Give back the data in full. Leave nothing out.

##### DATA SHOWN

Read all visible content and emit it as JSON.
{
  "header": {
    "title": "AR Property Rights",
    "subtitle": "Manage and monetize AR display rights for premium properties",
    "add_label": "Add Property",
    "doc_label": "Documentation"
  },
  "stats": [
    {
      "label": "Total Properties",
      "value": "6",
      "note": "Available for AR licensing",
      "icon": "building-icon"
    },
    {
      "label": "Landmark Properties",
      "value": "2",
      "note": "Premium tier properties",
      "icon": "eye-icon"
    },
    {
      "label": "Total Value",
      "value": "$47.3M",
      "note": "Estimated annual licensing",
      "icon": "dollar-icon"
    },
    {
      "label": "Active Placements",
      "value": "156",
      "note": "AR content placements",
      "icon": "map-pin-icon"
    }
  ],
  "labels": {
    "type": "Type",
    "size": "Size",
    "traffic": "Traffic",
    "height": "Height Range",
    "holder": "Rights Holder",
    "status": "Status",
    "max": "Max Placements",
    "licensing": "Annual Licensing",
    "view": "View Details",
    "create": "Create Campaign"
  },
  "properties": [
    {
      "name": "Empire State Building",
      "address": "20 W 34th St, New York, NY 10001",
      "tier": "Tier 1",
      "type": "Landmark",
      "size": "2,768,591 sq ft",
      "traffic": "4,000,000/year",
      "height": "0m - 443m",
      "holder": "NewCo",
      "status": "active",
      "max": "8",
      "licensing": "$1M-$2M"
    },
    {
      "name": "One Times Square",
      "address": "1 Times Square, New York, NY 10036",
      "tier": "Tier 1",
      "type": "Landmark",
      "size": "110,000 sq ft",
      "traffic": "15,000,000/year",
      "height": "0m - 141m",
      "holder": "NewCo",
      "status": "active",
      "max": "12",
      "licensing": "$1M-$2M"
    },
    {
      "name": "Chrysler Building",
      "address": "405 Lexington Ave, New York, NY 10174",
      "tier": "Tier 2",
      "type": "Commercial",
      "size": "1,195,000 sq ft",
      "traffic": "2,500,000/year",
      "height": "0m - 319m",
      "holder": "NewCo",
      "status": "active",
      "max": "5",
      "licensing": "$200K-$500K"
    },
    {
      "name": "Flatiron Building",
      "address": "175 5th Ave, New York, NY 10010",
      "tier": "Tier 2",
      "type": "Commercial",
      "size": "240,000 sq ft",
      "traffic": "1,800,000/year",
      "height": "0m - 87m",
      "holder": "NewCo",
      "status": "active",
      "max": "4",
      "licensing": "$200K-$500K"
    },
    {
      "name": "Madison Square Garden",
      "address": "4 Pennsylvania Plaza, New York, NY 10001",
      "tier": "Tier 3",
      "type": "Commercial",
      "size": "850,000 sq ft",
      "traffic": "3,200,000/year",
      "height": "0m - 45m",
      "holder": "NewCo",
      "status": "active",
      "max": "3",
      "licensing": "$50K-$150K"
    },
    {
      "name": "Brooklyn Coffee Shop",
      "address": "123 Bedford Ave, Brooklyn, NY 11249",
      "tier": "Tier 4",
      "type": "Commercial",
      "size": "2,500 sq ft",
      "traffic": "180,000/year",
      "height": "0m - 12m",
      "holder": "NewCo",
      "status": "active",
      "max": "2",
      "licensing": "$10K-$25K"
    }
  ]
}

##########

**RESPONSE**
Read all visible content and emit it as JSON.
{
  "header": {
    "title": "AR Property Rights",
    "subtitle": "Manage and monetize AR display rights for premium properties",
    "add_label": "Add Property",
    "doc_label": "Documentation"
  },
  "stats": [
    {
      "label": "Total Properties",
      "value": "6",
      "note": "Available for AR licensing",
      "icon": "building-icon"
    },
    {
      "label": "Landmark Properties",
      "value": "2",
      "note": "Premium tier properties",
      "icon": "eye-icon"
    },
    {
      "label": "Total Value",
      "value": "$47.3M",
      "note": "Estimated annual licensing",
      "icon": "dollar-icon"
    },
    {
      "label": "Active Placements",
      "value": "156",
      "note": "AR content placements",
      "icon": "map-pin-icon"
    }
  ],
  "labels": {
    "type": "Type",
    "size": "Size",
    "traffic": "Traffic",
    "height": "Height Range",
    "holder": "Rights Holder",
    "status": "Status",
    "max": "Max Placements",
    "licensing": "Annual Licensing",
    "view": "View Details",
    "create": "Create Campaign"
  },
  "properties": [
    {
      "name": "Empire State Building",
      "address": "20 W 34th St, New York, NY 10001",
      "tier": "Tier 1",
      "type": "Landmark",
      "size": "2,768,591 sq ft",
      "traffic": "4,000,000/year",
      "height": "0m - 443m",
      "holder": "NewCo",
      "status": "active",
      "max": "8",
      "licensing": "$1M-$2M"
    },
    {
      "name": "One Times Square",
      "address": "1 Times Square, New York, NY 10036",
      "tier": "Tier 1",
      "type": "Landmark",
      "size": "110,000 sq ft",
      "traffic": "15,000,000/year",
      "height": "0m - 141m",
      "holder": "NewCo",
      "status": "active",
      "max": "12",
      "licensing": "$1M-$2M"
    },
    {
      "name": "Chrysler Building",
      "address": "405 Lexington Ave, New York, NY 10174",
      "tier": "Tier 2",
      "type": "Commercial",
      "size": "1,195,000 sq ft",
      "traffic": "2,500,000/year",
      "height": "0m - 319m",
      "holder": "NewCo",
      "status": "active",
      "max": "5",
      "licensing": "$200K-$500K"
    },
    {
      "name": "Flatiron Building",
      "address": "175 5th Ave, New York, NY 10010",
      "tier": "Tier 2",
      "type": "Commercial",
      "size": "240,000 sq ft",
      "traffic": "1,800,000/year",
      "height": "0m - 87m",
      "holder": "NewCo",
      "status": "active",
      "max": "4",
      "licensing": "$200K-$500K"
    },
    {
      "name": "Madison Square Garden",
      "address": "4 Pennsylvania Plaza, New York, NY 10001",
      "tier": "Tier 3",
      "type": "Commercial",
      "size": "850,000 sq ft",
      "traffic": "3,200,000/year",
      "height": "0m - 45m",
      "holder": "NewCo",
      "status": "active",
      "max": "3",
      "licensing": "$50K-$150K"
    },
    {
      "name": "Brooklyn Coffee Shop",
      "address": "123 Bedford Ave, Brooklyn, NY 11249",
      "tier": "Tier 4",
      "type": "Commercial",
      "size": "2,500 sq ft",
      "traffic": "180,000/year",
      "height": "0m - 12m",
      "holder": "NewCo",
      "status": "active",
      "max": "2",
      "licensing": "$10K-$25K"
    }
  ]
}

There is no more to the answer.